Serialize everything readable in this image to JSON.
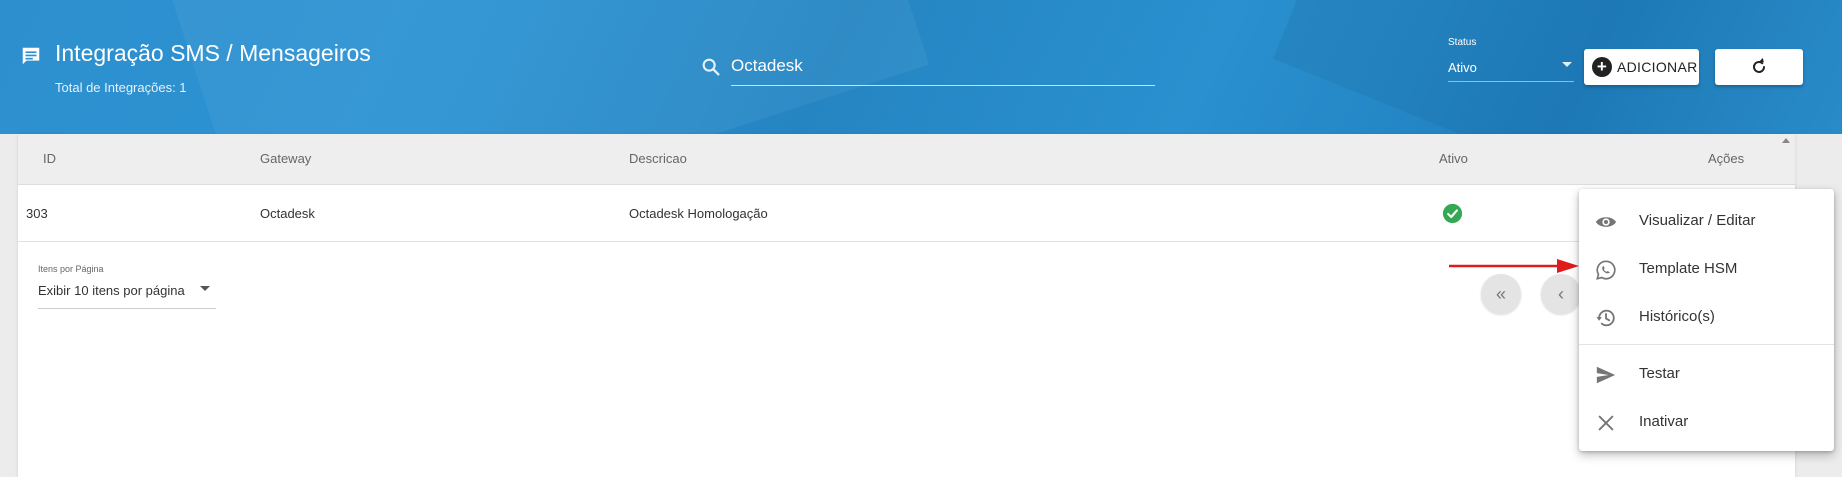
{
  "header": {
    "title": "Integração SMS / Mensageiros",
    "subtitle": "Total de Integrações: 1",
    "title_icon": "message-icon"
  },
  "search": {
    "value": "Octadesk",
    "icon": "search-icon"
  },
  "status_filter": {
    "label": "Status",
    "value": "Ativo"
  },
  "toolbar": {
    "add_label": "ADICIONAR",
    "refresh_icon": "refresh-icon"
  },
  "table": {
    "columns": [
      "ID",
      "Gateway",
      "Descricao",
      "Ativo",
      "Ações"
    ],
    "rows": [
      {
        "id": "303",
        "gateway": "Octadesk",
        "descricao": "Octadesk Homologação",
        "ativo": true
      }
    ]
  },
  "pagination": {
    "per_page_label": "Itens por Página",
    "per_page_value": "Exibir 10 itens por página"
  },
  "context_menu": {
    "items": [
      {
        "label": "Visualizar / Editar",
        "icon": "eye-icon"
      },
      {
        "label": "Template HSM",
        "icon": "whatsapp-icon"
      },
      {
        "label": "Histórico(s)",
        "icon": "history-icon"
      },
      {
        "label": "Testar",
        "icon": "send-icon"
      },
      {
        "label": "Inativar",
        "icon": "close-icon"
      }
    ]
  },
  "colors": {
    "header_blue": "#2b8fcf",
    "active_green": "#35a853",
    "annotation_red": "#e01b1b"
  }
}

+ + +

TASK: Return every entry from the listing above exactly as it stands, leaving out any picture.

ANSWER BOX:
Serialize everything readable in this image to JSON.
{
  "header": {
    "title": "Integração SMS / Mensageiros",
    "subtitle": "Total de Integrações: 1",
    "title_icon": "message-icon"
  },
  "search": {
    "value": "Octadesk",
    "icon": "search-icon"
  },
  "status_filter": {
    "label": "Status",
    "value": "Ativo"
  },
  "toolbar": {
    "add_label": "ADICIONAR",
    "refresh_icon": "refresh-icon"
  },
  "table": {
    "columns": [
      "ID",
      "Gateway",
      "Descricao",
      "Ativo",
      "Ações"
    ],
    "rows": [
      {
        "id": "303",
        "gateway": "Octadesk",
        "descricao": "Octadesk Homologação",
        "ativo": true
      }
    ]
  },
  "pagination": {
    "per_page_label": "Itens por Página",
    "per_page_value": "Exibir 10 itens por página"
  },
  "context_menu": {
    "items": [
      {
        "label": "Visualizar / Editar",
        "icon": "eye-icon"
      },
      {
        "label": "Template HSM",
        "icon": "whatsapp-icon"
      },
      {
        "label": "Histórico(s)",
        "icon": "history-icon"
      },
      {
        "label": "Testar",
        "icon": "send-icon"
      },
      {
        "label": "Inativar",
        "icon": "close-icon"
      }
    ]
  },
  "colors": {
    "header_blue": "#2b8fcf",
    "active_green": "#35a853",
    "annotation_red": "#e01b1b"
  }
}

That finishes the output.